▸ WHAT IS REQUIRED
Count every line below that holds "this". Number only.

▸ LISTED ENTRIES

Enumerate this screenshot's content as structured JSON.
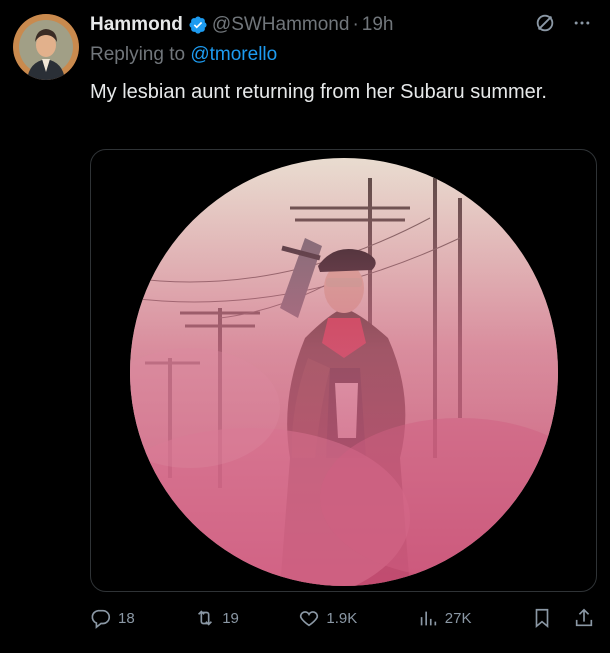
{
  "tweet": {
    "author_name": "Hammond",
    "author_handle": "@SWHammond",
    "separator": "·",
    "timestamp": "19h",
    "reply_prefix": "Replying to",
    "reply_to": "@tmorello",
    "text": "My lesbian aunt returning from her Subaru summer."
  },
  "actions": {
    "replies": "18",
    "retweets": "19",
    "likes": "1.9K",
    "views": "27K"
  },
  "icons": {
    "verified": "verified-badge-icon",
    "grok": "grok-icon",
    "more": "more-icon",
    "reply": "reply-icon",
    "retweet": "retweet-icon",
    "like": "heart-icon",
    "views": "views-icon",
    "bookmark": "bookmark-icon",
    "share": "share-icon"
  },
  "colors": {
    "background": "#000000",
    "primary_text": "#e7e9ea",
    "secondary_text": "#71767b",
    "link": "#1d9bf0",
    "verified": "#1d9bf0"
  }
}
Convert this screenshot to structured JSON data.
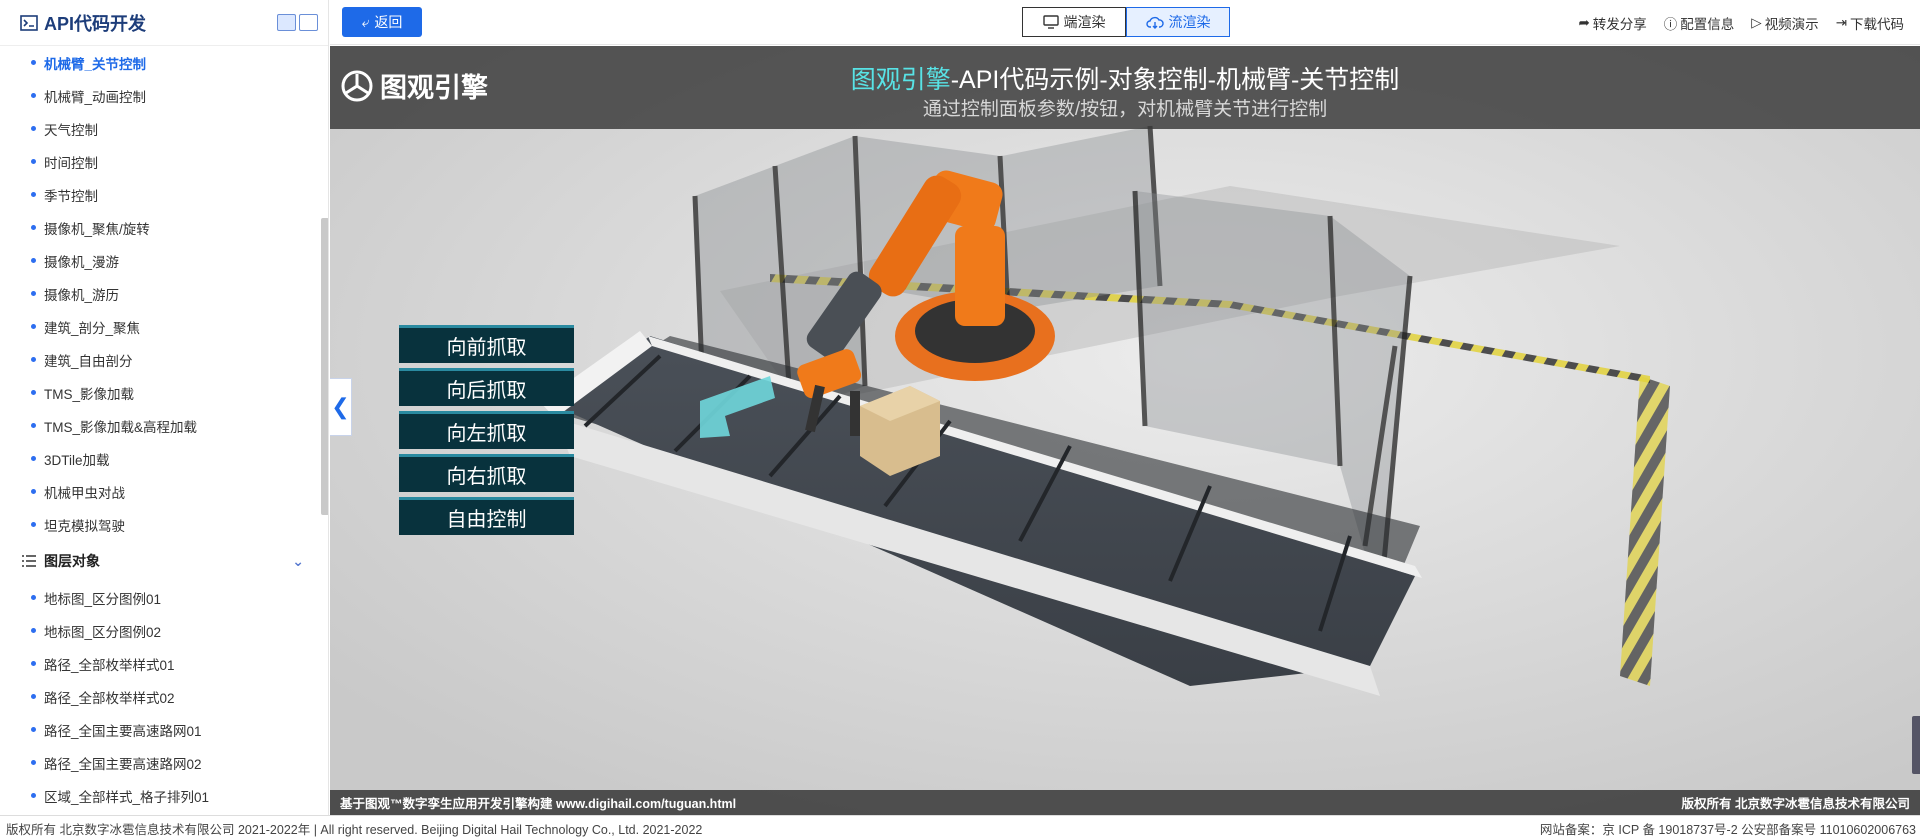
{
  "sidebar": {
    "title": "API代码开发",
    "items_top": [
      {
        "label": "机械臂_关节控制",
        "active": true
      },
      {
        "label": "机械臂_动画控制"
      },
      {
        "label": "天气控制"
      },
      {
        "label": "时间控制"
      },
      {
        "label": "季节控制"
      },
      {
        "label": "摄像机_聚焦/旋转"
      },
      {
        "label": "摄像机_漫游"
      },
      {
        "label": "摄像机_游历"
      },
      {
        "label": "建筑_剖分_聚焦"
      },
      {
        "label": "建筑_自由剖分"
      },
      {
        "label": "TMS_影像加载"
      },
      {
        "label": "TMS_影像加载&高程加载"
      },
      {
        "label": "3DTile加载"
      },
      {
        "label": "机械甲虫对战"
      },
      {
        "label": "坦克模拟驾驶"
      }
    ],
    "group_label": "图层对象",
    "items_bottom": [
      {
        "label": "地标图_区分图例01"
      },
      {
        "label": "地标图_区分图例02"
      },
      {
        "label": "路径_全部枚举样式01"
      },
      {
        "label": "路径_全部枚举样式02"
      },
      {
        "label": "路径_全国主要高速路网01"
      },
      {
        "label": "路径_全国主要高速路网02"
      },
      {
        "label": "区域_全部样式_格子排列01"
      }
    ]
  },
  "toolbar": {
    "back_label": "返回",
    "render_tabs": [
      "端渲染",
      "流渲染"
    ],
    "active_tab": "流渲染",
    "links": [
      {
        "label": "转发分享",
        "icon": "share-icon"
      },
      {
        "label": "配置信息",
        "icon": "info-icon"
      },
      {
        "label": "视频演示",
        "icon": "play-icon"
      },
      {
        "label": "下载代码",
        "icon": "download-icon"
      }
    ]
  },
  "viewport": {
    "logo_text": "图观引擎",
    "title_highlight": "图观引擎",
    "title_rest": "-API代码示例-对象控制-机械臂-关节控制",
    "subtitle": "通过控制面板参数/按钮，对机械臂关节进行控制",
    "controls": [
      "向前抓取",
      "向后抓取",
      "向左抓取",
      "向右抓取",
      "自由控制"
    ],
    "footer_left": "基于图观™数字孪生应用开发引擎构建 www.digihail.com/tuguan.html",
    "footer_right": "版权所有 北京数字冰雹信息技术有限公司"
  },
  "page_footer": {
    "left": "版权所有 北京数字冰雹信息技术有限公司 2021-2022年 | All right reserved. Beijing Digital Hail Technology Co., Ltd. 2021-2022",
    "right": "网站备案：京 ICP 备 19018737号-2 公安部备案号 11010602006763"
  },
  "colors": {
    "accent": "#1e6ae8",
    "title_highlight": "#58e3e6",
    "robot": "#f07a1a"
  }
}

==

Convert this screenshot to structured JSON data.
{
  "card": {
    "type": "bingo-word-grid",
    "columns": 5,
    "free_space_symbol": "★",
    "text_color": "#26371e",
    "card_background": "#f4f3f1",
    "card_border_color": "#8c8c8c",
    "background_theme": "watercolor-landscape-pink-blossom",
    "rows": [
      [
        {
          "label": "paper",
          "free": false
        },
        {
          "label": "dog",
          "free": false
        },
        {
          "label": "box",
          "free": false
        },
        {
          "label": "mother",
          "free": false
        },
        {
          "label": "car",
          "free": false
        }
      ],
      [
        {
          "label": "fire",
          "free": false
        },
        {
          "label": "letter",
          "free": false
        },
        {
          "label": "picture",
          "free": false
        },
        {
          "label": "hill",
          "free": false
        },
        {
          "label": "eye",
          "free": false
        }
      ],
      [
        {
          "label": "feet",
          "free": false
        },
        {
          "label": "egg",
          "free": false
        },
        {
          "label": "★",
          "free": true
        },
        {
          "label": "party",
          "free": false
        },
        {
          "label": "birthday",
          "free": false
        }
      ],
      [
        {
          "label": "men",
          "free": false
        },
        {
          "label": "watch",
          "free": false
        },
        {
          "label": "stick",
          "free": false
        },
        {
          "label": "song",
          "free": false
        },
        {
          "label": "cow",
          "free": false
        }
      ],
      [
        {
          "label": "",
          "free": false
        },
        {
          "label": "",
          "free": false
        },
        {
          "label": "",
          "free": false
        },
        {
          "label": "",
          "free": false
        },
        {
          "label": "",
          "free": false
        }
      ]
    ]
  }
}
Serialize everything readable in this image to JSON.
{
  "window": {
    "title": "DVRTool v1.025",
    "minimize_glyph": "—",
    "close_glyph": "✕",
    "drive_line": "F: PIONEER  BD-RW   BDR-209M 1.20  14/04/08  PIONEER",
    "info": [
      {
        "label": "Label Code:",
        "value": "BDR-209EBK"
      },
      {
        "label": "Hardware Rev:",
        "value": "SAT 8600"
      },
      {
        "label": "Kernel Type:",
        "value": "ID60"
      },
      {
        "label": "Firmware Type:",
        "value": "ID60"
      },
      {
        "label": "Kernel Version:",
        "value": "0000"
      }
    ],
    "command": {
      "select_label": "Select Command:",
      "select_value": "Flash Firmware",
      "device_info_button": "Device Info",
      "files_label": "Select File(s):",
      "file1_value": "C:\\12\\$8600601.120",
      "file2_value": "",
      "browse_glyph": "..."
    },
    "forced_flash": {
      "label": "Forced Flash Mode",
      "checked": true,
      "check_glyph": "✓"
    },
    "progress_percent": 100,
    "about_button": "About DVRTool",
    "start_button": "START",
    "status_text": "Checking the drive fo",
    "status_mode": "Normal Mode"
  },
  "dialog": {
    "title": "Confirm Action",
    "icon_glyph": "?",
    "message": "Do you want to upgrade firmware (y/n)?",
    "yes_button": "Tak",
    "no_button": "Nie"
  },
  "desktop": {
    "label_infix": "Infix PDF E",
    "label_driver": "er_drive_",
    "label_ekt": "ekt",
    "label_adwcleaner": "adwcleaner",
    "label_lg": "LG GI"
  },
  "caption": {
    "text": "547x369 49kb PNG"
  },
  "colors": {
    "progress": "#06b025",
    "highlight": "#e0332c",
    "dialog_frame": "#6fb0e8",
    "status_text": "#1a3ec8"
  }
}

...

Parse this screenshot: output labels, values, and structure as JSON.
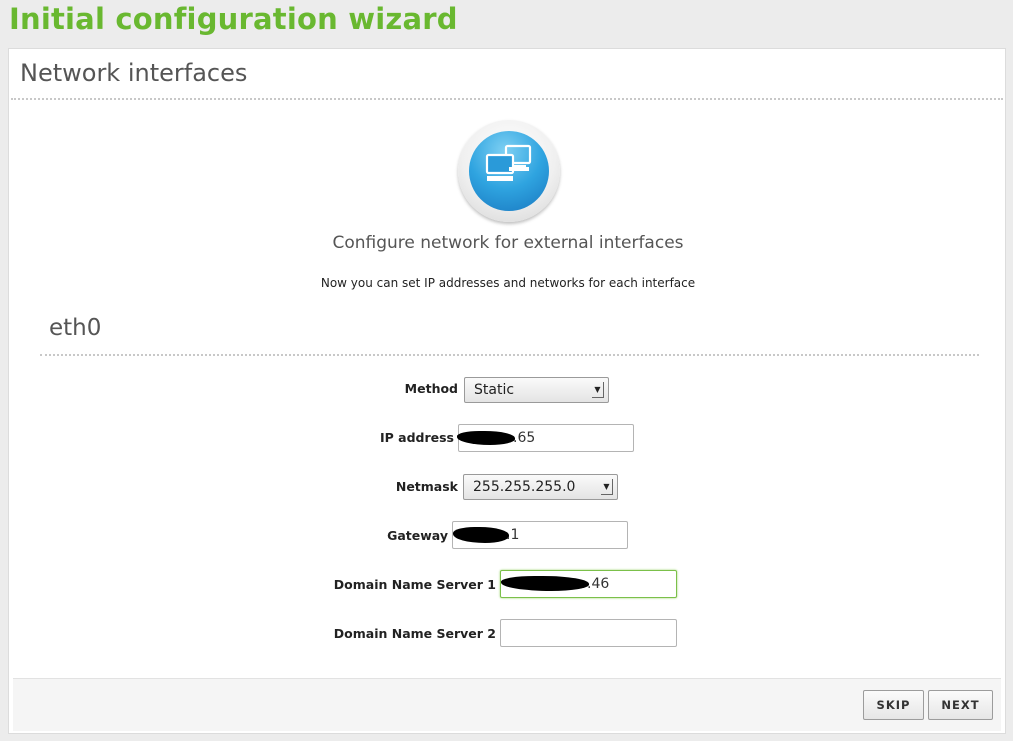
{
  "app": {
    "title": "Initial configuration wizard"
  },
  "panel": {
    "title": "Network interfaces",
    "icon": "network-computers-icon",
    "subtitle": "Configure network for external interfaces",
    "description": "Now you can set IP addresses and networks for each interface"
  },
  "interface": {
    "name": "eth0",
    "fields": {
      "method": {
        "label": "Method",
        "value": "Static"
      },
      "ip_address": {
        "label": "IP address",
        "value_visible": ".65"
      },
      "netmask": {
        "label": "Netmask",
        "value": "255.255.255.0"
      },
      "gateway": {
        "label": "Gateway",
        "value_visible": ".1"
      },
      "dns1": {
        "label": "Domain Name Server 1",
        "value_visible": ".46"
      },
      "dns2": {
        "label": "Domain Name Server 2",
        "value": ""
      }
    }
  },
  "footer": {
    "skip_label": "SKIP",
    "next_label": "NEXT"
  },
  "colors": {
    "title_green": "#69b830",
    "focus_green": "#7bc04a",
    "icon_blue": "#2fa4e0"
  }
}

▸ EXERCISE RESULT
5